In Edgar Allen Poe's famous short story, "The Pit and The Pendulum," the narrator imagines breaking free and stopping the steel "crescent" as it lowers inexorably toward his breast: "I would have seized and attempted to arrest the pendulum. I might as well have attempted to arrest an avalanche!" Those of us in the higher education online marketplace have seen the "for-profits" a bit similarly, as though they had created so much momentum that there was simply no way to stop their progress. Then 2012 came. Online giants like The Apollo Group (even their name exudes dominance) watched their stock price tumble from over $58 per share to about $19. New enrollment at their largest subsidiary, University of Phoenix, dropped 15 percent, as they cut 800 jobs, closing 25 "campuses." Others, like DeVry, had similar challenges, with their stock price cut in half and enrollment in the business, technology and management school segment falling 9.4 percent over the year.
With the economy slogging through a protracted malaise, consumers are beginning to scrutinize their online education options like never before, signaling the start of an industry correction that will lead more prospective students to demand higher quality from their online investment. Research shows that when students are considering a non-profit college or university they generally consider a number of schools before choosing. When it comes to for-profit universities, more than 50 percent look at only one schoolbefore enrolling. These students were looking for convenience over quality, and the for-profits had a customer-first business philosophy that smashed through the ivory tower's seemingly impenetrable fortress of reputation-driven enrollment.
But the rush to online education swung the pendulum too fast and too far, and it now has begun to swing back toward quality. The Obama Administration has tried to help prospective students be more wary, as they target what they have called the "abuses" at for-profit institutions that graduate too few and leave students with huge debts and few job prospects. The DOE and others realize that these schools spend more money on marketing (22 percent) than instruction (17 percent), and have begun to question the real value of the education they offer. While University of Phoenix and other online providers argue that they have granted educational access to thousands who would otherwise not be in college, more and more students are demanding objective quality measures from their online schools.

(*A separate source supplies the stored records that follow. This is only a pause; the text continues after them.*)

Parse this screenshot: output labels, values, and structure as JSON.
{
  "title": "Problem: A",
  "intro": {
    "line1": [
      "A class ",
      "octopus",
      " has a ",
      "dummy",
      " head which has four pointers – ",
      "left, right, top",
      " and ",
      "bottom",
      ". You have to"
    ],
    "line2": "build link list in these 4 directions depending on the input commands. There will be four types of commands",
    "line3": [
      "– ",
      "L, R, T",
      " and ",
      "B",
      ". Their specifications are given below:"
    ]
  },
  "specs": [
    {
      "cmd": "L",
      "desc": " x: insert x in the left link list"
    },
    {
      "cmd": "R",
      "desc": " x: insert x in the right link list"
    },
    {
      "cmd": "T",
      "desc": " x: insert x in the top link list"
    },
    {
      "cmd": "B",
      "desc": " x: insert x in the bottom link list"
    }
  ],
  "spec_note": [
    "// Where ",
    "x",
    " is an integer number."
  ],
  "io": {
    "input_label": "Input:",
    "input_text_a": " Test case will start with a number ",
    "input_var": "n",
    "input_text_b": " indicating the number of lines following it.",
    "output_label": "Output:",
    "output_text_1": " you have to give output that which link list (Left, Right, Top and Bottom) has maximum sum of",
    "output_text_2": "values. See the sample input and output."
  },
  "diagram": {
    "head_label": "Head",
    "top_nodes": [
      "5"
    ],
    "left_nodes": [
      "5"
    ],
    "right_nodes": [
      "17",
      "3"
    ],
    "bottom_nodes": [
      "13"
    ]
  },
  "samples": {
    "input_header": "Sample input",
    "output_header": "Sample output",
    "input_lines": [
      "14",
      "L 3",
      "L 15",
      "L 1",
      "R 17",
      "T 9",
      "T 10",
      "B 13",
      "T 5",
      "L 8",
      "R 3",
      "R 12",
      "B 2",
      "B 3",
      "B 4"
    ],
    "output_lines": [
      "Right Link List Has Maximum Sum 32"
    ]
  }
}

Because online universities are still fairly new (it wasn't until 1993 that the first accredited online university, Jones International University, opened), prospective students have to work hard to find resources to help them evaluate the quality of programs. US News and World Report, long considered the gold standard for quality college choices, has responded to increased interest in online education and recently published their second evaluation of online universities. US News used three criteria to establish quality. Student engagement, which measured student interaction with faculty and students and a rewarding learning environment, was weighted 50 percent. Faculty credentials and training, weighted at 25 percent, tracked data to ensure that the institution "hired instructors with academic credentials one would expect from a reputable college or university, and have the resources to train these instructors on how to teach distance learners." Lastly, student services and technology (weighted at 25 percent), rated "diverse online learning technologies" and "a strong support structure that provides career guidance, academic assistance, and financial aid resources commensurate with quality campus-based programs."
Another quality measure of online education is "Quality Matters" (QM) a "faculty-centered, peer review process that is designed to certify the quality of online and blended courses." QM was developed at the University of Maryland, and uses 40 categories to help ensure that best practices for online education are used in course development and implementation. Some schools are using QM to "certify" their online courses, though it is not yet clear that the general public sees the value of this new validation. Blackboard, the largest learning management system provider in America, recently announced a partnership with QM, designed to "offer clients a complete solution to their consulting needs for quality online courses to improve the online education experience."
As the world of online education seeks legitimacy in the days ahead, they will need to find convince naysayers from without and within. A recent survey revealed that 72 percent of professors who have taught Massive Open Online Courses (MOOCs) don't believe that students should get official college credit, even if they did well in the class.
More importantly, these are the professors who voluntarily took time to teach online courses, which means the actual number of professors who discount the quality of MOOCs is probably much higher. The survey reveals that online programs will need to stay focused on quality, and help the general public and employers better understand what makes for a superior online experience. The sound of the online pendulum swinging back to quality is surely a sweet sound for some schools and a haunting one for others.